Most of the failing coating on the ceiling was already peeling off along with the majority of the coating on the walls. Once the remaining coating had been removed using power scrapers, chisels, and other tools, the concrete substrate was abrasive blasted in accordance to a minimum of an IRCI Concrete Surface Profile CSP4 and to provide adequate surface profile for the new coating system to adhere to. In some places where heavy corrosion had occurred, the profile exceeding CSP10. At all points which Raven Lining Systems 405 coating was applied to terminate a minimum of a ¼” wide X ¼” deep termination grove was saw cut into the surface of the structure at a slight angle. The coating system was applied into the groove filling it and slightly overlapping it. After all the blasting and preparation work was completed, the structure was thoroughly cleaned and allowed to dry.
Once the structure was clean and dry, the coating application process commenced with the first application of Raven 155 water born epoxy primer at 8-10 wet mils. The purpose for the primer is mainly to reduce moister vapor transmission (air movement from the structures surface through the coating system). Although, it also increases adhesion. This greatly reduces the amount of holidays/pinholes in the coating system that will require repair after Holiday testing.
After Raven 155 had cured for a sufficient amount of time and within the recoat window, the application of Raven 405 Trowel to roughly 3625 square feet applied at 95 mils thick on average was conducted. It was back rolled / troweled to fill all the voids, bug holes and level the rough areas. The resurfacing coat of Raven 405 Trowel was allowed to cure sufficiently and then the application of the Raven 405 FS began. Over 7995 square feet was coated with the Raven 405 FS at an average mil thickness of 135 mils.
The reasoning behind the use of Raven 405 Trowel as the resurfacing product over cements and polymer modified cements was its increased ability to bond to the substrate along with much higher physical and chemical resistant properties. Also, the Raven coating system was on average 2 to 3 times thicker than the previously used coating system. The Raven coating system possess much higher physical / structural strengths, chemical resistance and permeation resistance, extending the service life of the coating system and providing longer structural protection.
Post application testing:
Once the coating had cured completely, a holiday test was conducted in accordance to ASTM D4787 – Standard Practice for Continuity Verification of Liquid or Sheet Linings Applied to Concrete Substrates or NACE SPO 188 Discontinuity (Holiday) Testing of New Protective Coatings on Conductive Substrates The test was conducted over all coated surfaces to locate any pinholes or voids in the coating system. Any areas that a holiday was found during the test or areas that appeared to visually be a holiday were repaired to ensure that a monolithic coating system covered the substrate’s surface.
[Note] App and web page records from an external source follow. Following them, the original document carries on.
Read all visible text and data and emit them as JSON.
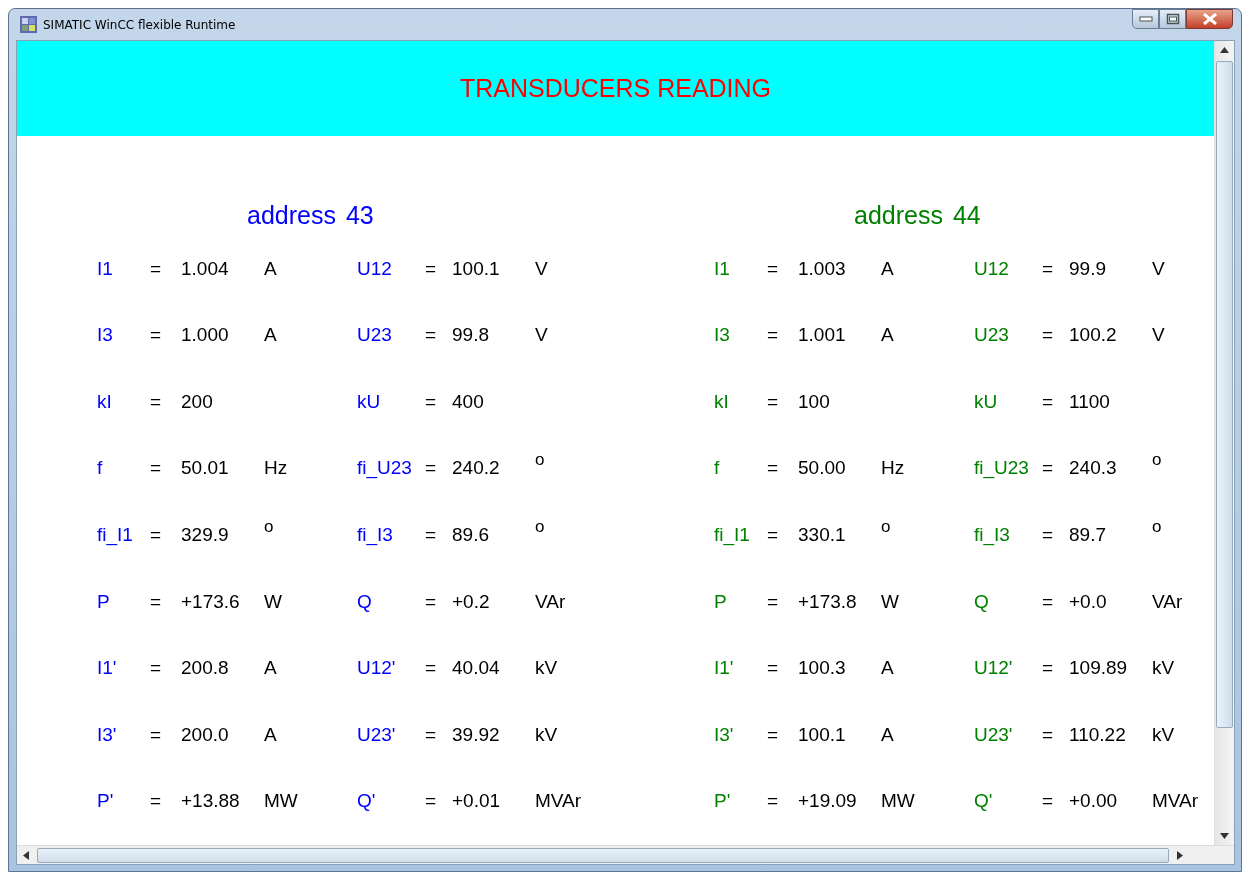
{
  "window": {
    "title": "SIMATIC WinCC flexible Runtime"
  },
  "header": {
    "title": "TRANSDUCERS READING"
  },
  "groups": [
    {
      "label": "address",
      "number": "43",
      "color": "#0000ff",
      "readings": [
        {
          "name": "I1",
          "equals": "=",
          "value": "1.004",
          "unit": "A"
        },
        {
          "name": "U12",
          "equals": "=",
          "value": "100.1",
          "unit": "V"
        },
        {
          "name": "I3",
          "equals": "=",
          "value": "1.000",
          "unit": "A"
        },
        {
          "name": "U23",
          "equals": "=",
          "value": "99.8",
          "unit": "V"
        },
        {
          "name": "kI",
          "equals": "=",
          "value": "200"
        },
        {
          "name": "kU",
          "equals": "=",
          "value": "400"
        },
        {
          "name": "f",
          "equals": "=",
          "value": "50.01",
          "unit": "Hz"
        },
        {
          "name": "fi_U23",
          "equals": "=",
          "value": "240.2",
          "unit": "$^{o}$"
        },
        {
          "name": "fi_I1",
          "equals": "=",
          "value": "329.9",
          "unit": "$^{o}$"
        },
        {
          "name": "fi_I3",
          "equals": "=",
          "value": "89.6",
          "unit": "$^{o}$"
        },
        {
          "name": "P",
          "equals": "=",
          "value": "+173.6",
          "unit": "W"
        },
        {
          "name": "Q",
          "equals": "=",
          "value": "+0.2",
          "unit": "VAr"
        },
        {
          "name": "I1'",
          "equals": "=",
          "value": "200.8",
          "unit": "A"
        },
        {
          "name": "U12'",
          "equals": "=",
          "value": "40.04",
          "unit": "kV"
        },
        {
          "name": "I3'",
          "equals": "=",
          "value": "200.0",
          "unit": "A"
        },
        {
          "name": "U23'",
          "equals": "=",
          "value": "39.92",
          "unit": "kV"
        },
        {
          "name": "P'",
          "equals": "=",
          "value": "+13.88",
          "unit": "MW"
        },
        {
          "name": "Q'",
          "equals": "=",
          "value": "+0.01",
          "unit": "MVAr"
        }
      ]
    },
    {
      "label": "address",
      "number": "44",
      "color": "#008000",
      "readings": [
        {
          "name": "I1",
          "equals": "=",
          "value": "1.003",
          "unit": "A"
        },
        {
          "name": "U12",
          "equals": "=",
          "value": "99.9",
          "unit": "V"
        },
        {
          "name": "I3",
          "equals": "=",
          "value": "1.001",
          "unit": "A"
        },
        {
          "name": "U23",
          "equals": "=",
          "value": "100.2",
          "unit": "V"
        },
        {
          "name": "kI",
          "equals": "=",
          "value": "100"
        },
        {
          "name": "kU",
          "equals": "=",
          "value": "1100"
        },
        {
          "name": "f",
          "equals": "=",
          "value": "50.00",
          "unit": "Hz"
        },
        {
          "name": "fi_U23",
          "equals": "=",
          "value": "240.3",
          "unit": "$^{o}$"
        },
        {
          "name": "fi_I1",
          "equals": "=",
          "value": "330.1",
          "unit": "$^{o}$"
        },
        {
          "name": "fi_I3",
          "equals": "=",
          "value": "89.7",
          "unit": "$^{o}$"
        },
        {
          "name": "P",
          "equals": "=",
          "value": "+173.8",
          "unit": "W"
        },
        {
          "name": "Q",
          "equals": "=",
          "value": "+0.0",
          "unit": "VAr"
        },
        {
          "name": "I1'",
          "equals": "=",
          "value": "100.3",
          "unit": "A"
        },
        {
          "name": "U12'",
          "equals": "=",
          "value": "109.89",
          "unit": "kV"
        },
        {
          "name": "I3'",
          "equals": "=",
          "value": "100.1",
          "unit": "A"
        },
        {
          "name": "U23'",
          "equals": "=",
          "value": "110.22",
          "unit": "kV"
        },
        {
          "name": "P'",
          "equals": "=",
          "value": "+19.09",
          "unit": "MW"
        },
        {
          "name": "Q'",
          "equals": "=",
          "value": "+0.00",
          "unit": "MVAr"
        }
      ]
    }
  ]
}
Adhesion testing was also performed in accordance to ASTM D7234 – Pull-Off Adhesion Strength of Coatings on Concrete Using Portable Pull-Off Adhesion Testers. Thirty-nine dollies were placed, and pull testing was conducted. A minimum range of 250-500psi was required for a successful test. Five of the 39 dollies were excluded because of a glue failure. All other dollies exceeded the minimum PSI range, in which the tests were stopped to prevent damage to the coating system.
In February 2016, Jeff Roscoe with Pierce County was contacted by Raven Lining Systems to check on the coating systems’ performance and condition. He applauded that Pierce County could be used as a continual good reference and they are very happy how the project went. Also, they have not had any problems after three years in service with the Raven Lining Systems coating.